This material belongs to: New York Post.
A federal judge Tuesday began discussions over how a jury will be charged to deliberate the fate of New Jersey Sen. Bob Menendez and a wealthy pal from whom he’s accused of taking bribes by bringing up the 2016 Supreme Court decision that has changed the definition of “official corruption.”
“We will not leave today until I’m satisfied that our definition of an official act comports with McDonnell,” Newark Federal Judge William Walls said as the lawyers, prosecutors and Walls negotiated what instructions the jury should hear before closing arguments and deliberations begin.
The Supreme Court overturned the conviction of Virginia Gov. Bob McDonnell last year, narrowing the legal definition of corruption finding that a person must take an “official action” — such as promoting legislation — and that simply taking a meeting is insufficient to convict an elected officials of bribery.
The McDonnell case — which was the basis for overturning the convictions of former Assembly Speaker Sheldon Silver and ex-state Senate Majority Leader Dean Skelos and his son Adam — has loomed heavily over Walls, with the judge making multiple references to it throughout the weeks-long trial.
“With regard to the charge, we all know the effect that the McDonnell case has had on the trial court.

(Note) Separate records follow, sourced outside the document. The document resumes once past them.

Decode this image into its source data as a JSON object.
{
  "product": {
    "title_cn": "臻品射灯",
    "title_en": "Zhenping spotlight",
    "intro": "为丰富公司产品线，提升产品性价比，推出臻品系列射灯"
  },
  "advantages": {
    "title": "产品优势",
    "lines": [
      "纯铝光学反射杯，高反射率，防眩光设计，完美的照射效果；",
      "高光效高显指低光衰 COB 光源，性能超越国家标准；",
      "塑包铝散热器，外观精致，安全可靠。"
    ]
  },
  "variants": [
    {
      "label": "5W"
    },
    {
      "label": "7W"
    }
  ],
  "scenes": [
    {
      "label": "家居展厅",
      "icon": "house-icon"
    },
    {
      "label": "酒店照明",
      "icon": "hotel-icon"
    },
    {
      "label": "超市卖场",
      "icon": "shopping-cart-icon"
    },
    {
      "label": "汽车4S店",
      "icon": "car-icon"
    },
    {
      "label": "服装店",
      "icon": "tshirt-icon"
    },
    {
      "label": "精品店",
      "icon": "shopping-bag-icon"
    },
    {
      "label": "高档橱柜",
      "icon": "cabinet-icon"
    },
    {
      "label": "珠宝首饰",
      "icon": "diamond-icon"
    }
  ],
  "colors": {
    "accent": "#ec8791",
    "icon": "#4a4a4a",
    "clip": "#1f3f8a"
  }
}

I’m one of the experimental lambs as far as trying a case,” Walls said Tuesday, referencing the fact that he may be one of the first judges to preside over a corruption trial that commenced after the SCOTUS ruling.
Menendez is on trial with his doctor friend Salomon Melgen who allegedly bribed the Garden State Democrat with campaign donations and all-expense-paid trips including flights on his private jet, in exchange for official favors from the senator to help Melgen in his business endeavors and disputes with Medicare.
Their attorneys’ argue that the gifts and favors arose from Melgen and Menendez’s 20-year friendship, not from a corrupt agreement.
The parties spent the entire day Tuesday arguing the legal points of what should and shouldn’t be included in the jury instruction which is expected to be read to jurors Wednesday.
Closing arguments are expected to begin Thursday and the jury could have the case by the end of the week.